Dear Buffalo Sabres,
Last night, you lost Game Seven to the Philadelphia Flyers. You were knocked out of the playoffs like Chiang Kai-Sheck out of China. Like Pete Best was kicked out of the Beatles. Like Oreos dropped trans fats. It hurt. You were the best team in the conference since January 1. You pulled yourselves up by the bootstraps, when you were 10 points out of a playoff spot in mid-January. You had momentum.
In short, my dear Sabres, I feel with you. My apartment in Alexandria is 389 miles away, but in my chest, it’s a heartbeat. Like many of my Millenial comrades, I have moved from the town I grew up in. But my tribal support for Buffalo sports is a reminder that not just any place can be called home.
I left for opportunities: for power, jobs, and something new. But all somethings new, it turns out, are basically the same. Each person only has a special, limited set of somethings old. Is Buffalo a better region than any other? I am sure my childhood was not quantitatively better than it could have been elsewhere. But the point is that it did occur in one particular place, that all of my first 22 years occurred in or within an hour of the cultural locus of the Western New York: the Nickel City.
Oh, Sabres, how we’ve fallen together! We’ve failed together, and been disappointed together! Between you and the Buffalo Bills, we have a combined 85 seasons without a national championship. But we are a people who live on our disappointments. We cherish our playoff losses, our blizzards, our rusty industrial decline. Our proudest moment was over 100 years ago, when we hosted the Pan-American Exposition. All the world came to see! And before their eyes, a US president was assassinated.

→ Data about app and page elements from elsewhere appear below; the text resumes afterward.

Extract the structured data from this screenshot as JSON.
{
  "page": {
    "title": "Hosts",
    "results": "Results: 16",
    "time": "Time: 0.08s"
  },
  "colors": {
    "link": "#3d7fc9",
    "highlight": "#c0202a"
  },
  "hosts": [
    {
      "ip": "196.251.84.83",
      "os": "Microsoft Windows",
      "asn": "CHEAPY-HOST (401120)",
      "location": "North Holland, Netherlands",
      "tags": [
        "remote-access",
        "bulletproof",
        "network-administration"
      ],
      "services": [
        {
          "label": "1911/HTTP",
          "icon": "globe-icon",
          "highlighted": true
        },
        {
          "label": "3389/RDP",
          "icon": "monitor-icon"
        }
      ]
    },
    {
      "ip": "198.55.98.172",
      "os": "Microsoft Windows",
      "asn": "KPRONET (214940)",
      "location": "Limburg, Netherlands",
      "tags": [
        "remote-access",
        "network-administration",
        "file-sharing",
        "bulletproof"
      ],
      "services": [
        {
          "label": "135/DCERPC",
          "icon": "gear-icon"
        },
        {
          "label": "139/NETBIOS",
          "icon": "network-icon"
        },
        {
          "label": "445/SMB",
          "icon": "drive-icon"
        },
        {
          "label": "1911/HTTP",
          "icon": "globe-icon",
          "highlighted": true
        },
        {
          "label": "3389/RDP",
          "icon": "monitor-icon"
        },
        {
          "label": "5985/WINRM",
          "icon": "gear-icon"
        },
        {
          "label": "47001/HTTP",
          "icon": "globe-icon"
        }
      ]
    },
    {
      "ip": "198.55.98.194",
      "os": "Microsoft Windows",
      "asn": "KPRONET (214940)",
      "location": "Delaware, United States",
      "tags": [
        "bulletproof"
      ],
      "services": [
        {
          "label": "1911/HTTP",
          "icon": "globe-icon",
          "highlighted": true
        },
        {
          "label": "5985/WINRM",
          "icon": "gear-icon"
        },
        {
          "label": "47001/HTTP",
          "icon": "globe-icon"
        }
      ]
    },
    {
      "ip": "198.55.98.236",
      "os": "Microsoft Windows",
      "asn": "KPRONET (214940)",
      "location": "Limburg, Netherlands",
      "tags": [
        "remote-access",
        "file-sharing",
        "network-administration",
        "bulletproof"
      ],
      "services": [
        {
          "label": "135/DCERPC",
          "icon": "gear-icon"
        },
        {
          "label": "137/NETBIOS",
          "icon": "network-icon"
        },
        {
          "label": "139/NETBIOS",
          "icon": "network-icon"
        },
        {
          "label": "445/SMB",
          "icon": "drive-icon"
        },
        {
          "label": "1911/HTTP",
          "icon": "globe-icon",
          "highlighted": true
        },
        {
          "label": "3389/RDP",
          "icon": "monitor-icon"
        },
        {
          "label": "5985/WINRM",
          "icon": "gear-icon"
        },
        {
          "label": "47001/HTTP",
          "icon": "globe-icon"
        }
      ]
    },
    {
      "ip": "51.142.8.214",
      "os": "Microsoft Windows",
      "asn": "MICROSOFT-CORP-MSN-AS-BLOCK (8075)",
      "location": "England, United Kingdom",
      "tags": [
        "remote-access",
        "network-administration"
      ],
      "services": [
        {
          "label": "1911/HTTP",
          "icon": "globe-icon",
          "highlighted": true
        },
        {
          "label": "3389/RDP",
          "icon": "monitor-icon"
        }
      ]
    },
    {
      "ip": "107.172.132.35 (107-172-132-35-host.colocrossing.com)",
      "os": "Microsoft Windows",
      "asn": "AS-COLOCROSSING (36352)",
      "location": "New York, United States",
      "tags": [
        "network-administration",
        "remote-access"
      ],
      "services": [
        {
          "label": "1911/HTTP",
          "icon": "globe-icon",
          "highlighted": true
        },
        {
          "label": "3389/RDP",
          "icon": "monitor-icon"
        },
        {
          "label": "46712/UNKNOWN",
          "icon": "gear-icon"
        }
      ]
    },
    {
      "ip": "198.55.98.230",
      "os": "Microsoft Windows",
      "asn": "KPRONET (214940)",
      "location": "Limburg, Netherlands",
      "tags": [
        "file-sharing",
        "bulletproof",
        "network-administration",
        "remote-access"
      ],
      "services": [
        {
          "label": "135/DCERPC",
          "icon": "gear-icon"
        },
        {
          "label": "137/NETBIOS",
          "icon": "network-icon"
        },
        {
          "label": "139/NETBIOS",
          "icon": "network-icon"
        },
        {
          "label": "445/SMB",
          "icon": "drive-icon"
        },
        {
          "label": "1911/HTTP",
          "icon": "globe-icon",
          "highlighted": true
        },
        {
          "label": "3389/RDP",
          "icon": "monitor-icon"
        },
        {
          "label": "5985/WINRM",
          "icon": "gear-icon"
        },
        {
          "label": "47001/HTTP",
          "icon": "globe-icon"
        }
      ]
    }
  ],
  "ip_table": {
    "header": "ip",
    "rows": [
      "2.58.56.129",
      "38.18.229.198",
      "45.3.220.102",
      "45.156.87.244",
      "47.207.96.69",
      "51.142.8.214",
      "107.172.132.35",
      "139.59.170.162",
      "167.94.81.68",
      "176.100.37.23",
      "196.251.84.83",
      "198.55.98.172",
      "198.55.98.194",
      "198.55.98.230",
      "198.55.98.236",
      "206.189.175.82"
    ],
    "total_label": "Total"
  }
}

I listened to the playoff series on the radio, because Rick Jeannerette has been calling our games since 1971. He calls me home, because he was there when I was in diapers, in pre-K, in the throe of adolescent hormones.
In short, my friends are in Washington, DC, but my family is in Buffalo.
Is this merely the longing for things past? As a conservative, I recognize immediately that the answer is yes. But it is possible to avoid being a sappy nostalgiac, while still feeling the emotions associated with your past. When I cheer for you, my Sabres, my past becomes a part of me again. I remember myself.
“Know yourself!” said Plato. “Create yourself!” said Nietzsche. I will, I will – but I will also remember myself.
When I live hundreds of miles from my birthplace, and I can only talk to family members by phone; when my ages 0-22 are stuck in a Rust-belt tundra – I am grateful for a national sports system that is essentially tribal.
Bryan Wandel works in government finance and has studied history, accounting, and religion. He is a member of the editorial board at Humane Pursuits. Bryan’s writing has appeared at Comment Magazine, First Things, and elsewhere.